  • Thank you for OUT-ING second rate over rated MBA programs. I attended Pepperdine, and University of California Irvine EMBA, and found dozens of us needing help, only to find institutionalized internal graduated mba’s WORKING in the career offices . . . without any ‘placement’ experience . . . . working for directors without any placement experience…. who couldn’t place five percent of the classes. These bloated staffs add huge costs to the MBA’s and are the equivalent of political patronage – PARENTS BEWARE! fight back and demand results… the difference between a dream and a hallucination is ROI – and every school must be held accountable. Especially the private institutions like PEPPERDINE who have the worst holier – than – thou attitudes

  • Good catch, MBA 2012 Hopeful!

    Indeed, year-end bonuses are an extremely important source of income for many MBA graduates. Here are a few concerns: 1) as you say, not all jobs offer such bonuses, yet some MBA hopefuls assume they’ll land these bonus-wielding jobs; 2) bonus amounts vary from year-to-year; and 3) the jobs that offer such bonuses have to be acquired before anyone should start assuming such income! Remember that B-school offers a bit of time for soul-searching, too. You might walk through the doors expecting to land a job in banking, and leave with your heart (and wallet) set on launching a start-up…

  • MBA 2012 Hopeful

    In Page 3 on the story, it mentions that median salaries for hedge funds is at $115. I think the article meant to say 115,000 since $115 makes one working at a hedge fund more poor than your typical nonprofit post-MBA grad. Another good nugget of information to mention is that some financial services positions such as investment banking and sales and trading have year end bonuses which give another financial cushion to pay off those student debt loans.

  • havstar

    Doesn’t this really depend on the school you went to and the field you enter? The school is ranked 78th, you’d need some pretty stellar stops to be pulled if you wanted a 6-figure salary.

    Also, imagine going to a non-profit afterwards – you’d be paying to not get paid.

  • MaxD,

    That’s an interesting question. I know that some of the very top schools claim they only offer fellowship money on the basis of need, not merit. Harvard and Stanford turn out to be quite generous in this regard, largely because they are concerned about students starting out with too much debt. I’ll look into it for you.

  • MaxD

    This is really scary. I know a MBA is an investment, but graduating with such a large amount of debt (especially at a time when I want to be thinking about buying a house, starting a family etc) freaks me out.

    Last year I was told by the admissions director of a ~50 P&Q-ranked school that were I to score a GMAT of 720 or above (90% percentile for that school) I would likely get a full-ride. Though I now qualify (GMAT of 780), I want to get into consulting, for which no major firms recruit at the school.

    John, do you have any information on where one needs to stack up in order to get full or partial scholarships at schools higher up the the rank?
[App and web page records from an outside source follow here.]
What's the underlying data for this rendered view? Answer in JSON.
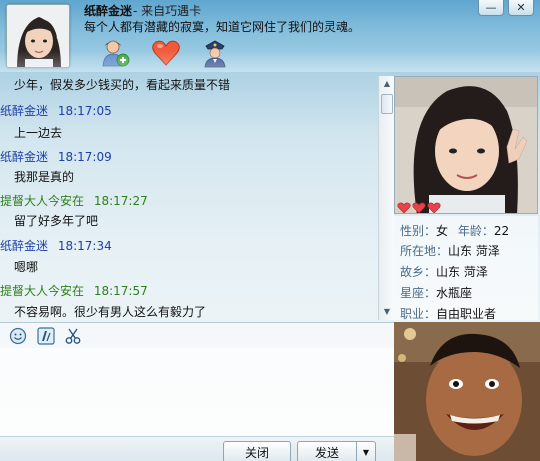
{
  "header": {
    "contact_name": "纸醉金迷",
    "contact_source": "- 来自巧遇卡",
    "signature": "每个人都有潜藏的寂寞，知道它网住了我们的灵魂。",
    "icons": [
      "add-friend-icon",
      "heart-icon",
      "police-icon"
    ],
    "window_buttons": [
      "—",
      "✕"
    ]
  },
  "messages": [
    {
      "text": "少年，假发多少钱买的，看起来质量不错"
    },
    {
      "sender": "纸醉金迷",
      "time": "18:17:05",
      "color": "#1c3fa8",
      "text": "上一边去"
    },
    {
      "sender": "纸醉金迷",
      "time": "18:17:09",
      "color": "#1c3fa8",
      "text": "我那是真的"
    },
    {
      "sender": "提督大人今安在",
      "time": "18:17:27",
      "color": "#2f7f1e",
      "text": "留了好多年了吧"
    },
    {
      "sender": "纸醉金迷",
      "time": "18:17:34",
      "color": "#1c3fa8",
      "text": "嗯哪"
    },
    {
      "sender": "提督大人今安在",
      "time": "18:17:57",
      "color": "#2f7f1e",
      "text": "不容易啊。很少有男人这么有毅力了"
    }
  ],
  "toolbar": {
    "icons": [
      "smiley-icon",
      "font-icon",
      "scissors-icon"
    ]
  },
  "buttons": {
    "close": "关闭",
    "send": "发送",
    "send_options": "▼"
  },
  "profile": {
    "hearts": 3,
    "gender_label": "性别：",
    "gender": "女",
    "age_label": "年龄：",
    "age": "22",
    "location_label": "所在地：",
    "location": "山东 菏泽",
    "hometown_label": "故乡：",
    "hometown": "山东 菏泽",
    "zodiac_label": "星座：",
    "zodiac": "水瓶座",
    "job_label": "职业：",
    "job": "自由职业者"
  }
}
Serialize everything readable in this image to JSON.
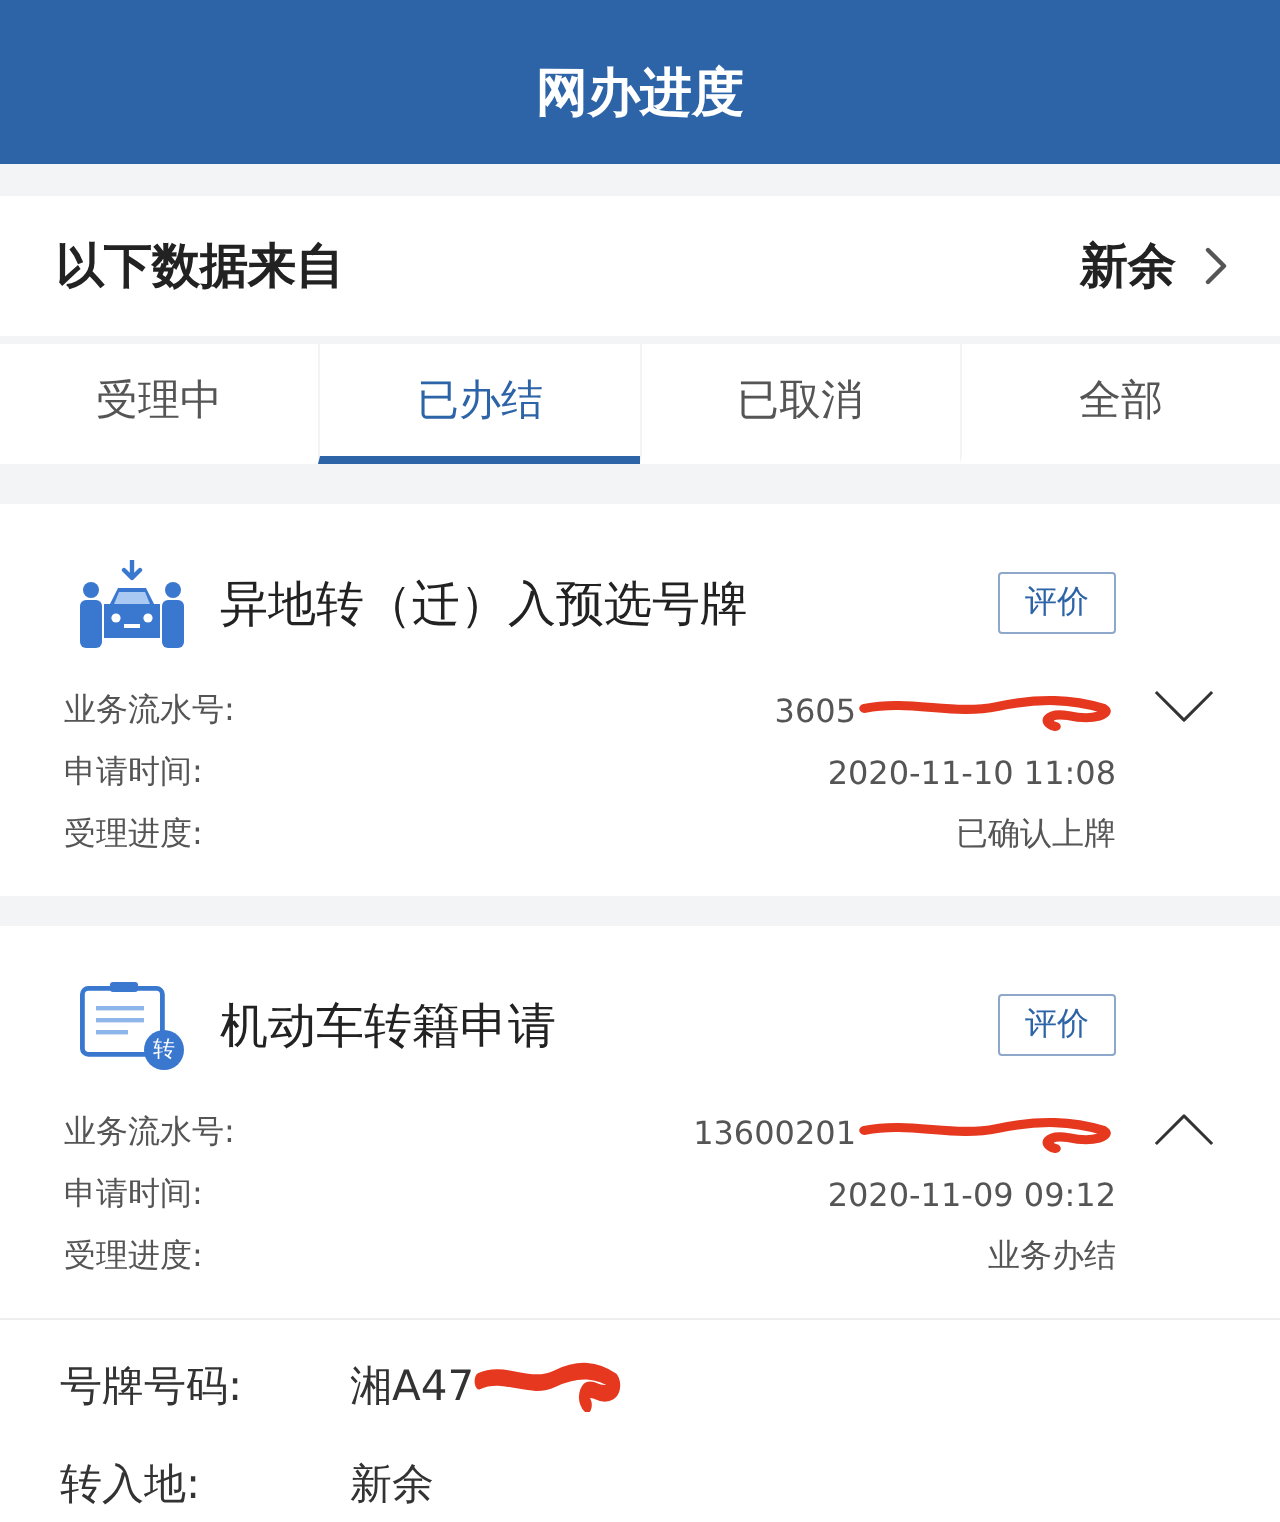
{
  "header": {
    "title": "网办进度"
  },
  "source": {
    "label": "以下数据来自",
    "value": "新余"
  },
  "tabs": [
    {
      "label": "受理中",
      "selected": false
    },
    {
      "label": "已办结",
      "selected": true
    },
    {
      "label": "已取消",
      "selected": false
    },
    {
      "label": "全部",
      "selected": false
    }
  ],
  "applications": [
    {
      "kind": "vehicle-transfer",
      "title": "异地转（迁）入预选号牌",
      "button": "评价",
      "expanded": false,
      "fields": [
        {
          "label": "业务流水号:",
          "value": "3605",
          "redacted": true
        },
        {
          "label": "申请时间:",
          "value": "2020-11-10 11:08",
          "redacted": false
        },
        {
          "label": "受理进度:",
          "value": "已确认上牌",
          "redacted": false
        }
      ]
    },
    {
      "kind": "document",
      "badge": "转",
      "title": "机动车转籍申请",
      "button": "评价",
      "expanded": true,
      "fields": [
        {
          "label": "业务流水号:",
          "value": "13600201",
          "redacted": true
        },
        {
          "label": "申请时间:",
          "value": "2020-11-09 09:12",
          "redacted": false
        },
        {
          "label": "受理进度:",
          "value": "业务办结",
          "redacted": false
        }
      ],
      "details": [
        {
          "label": "号牌号码:",
          "value": "湘A47",
          "redacted": true
        },
        {
          "label": "转入地:",
          "value": "新余",
          "redacted": false
        }
      ]
    }
  ]
}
Or are there no hard and fast rules for them? Might form the basis of a great article, though I doubt most admissions directors are as candid as the one I met.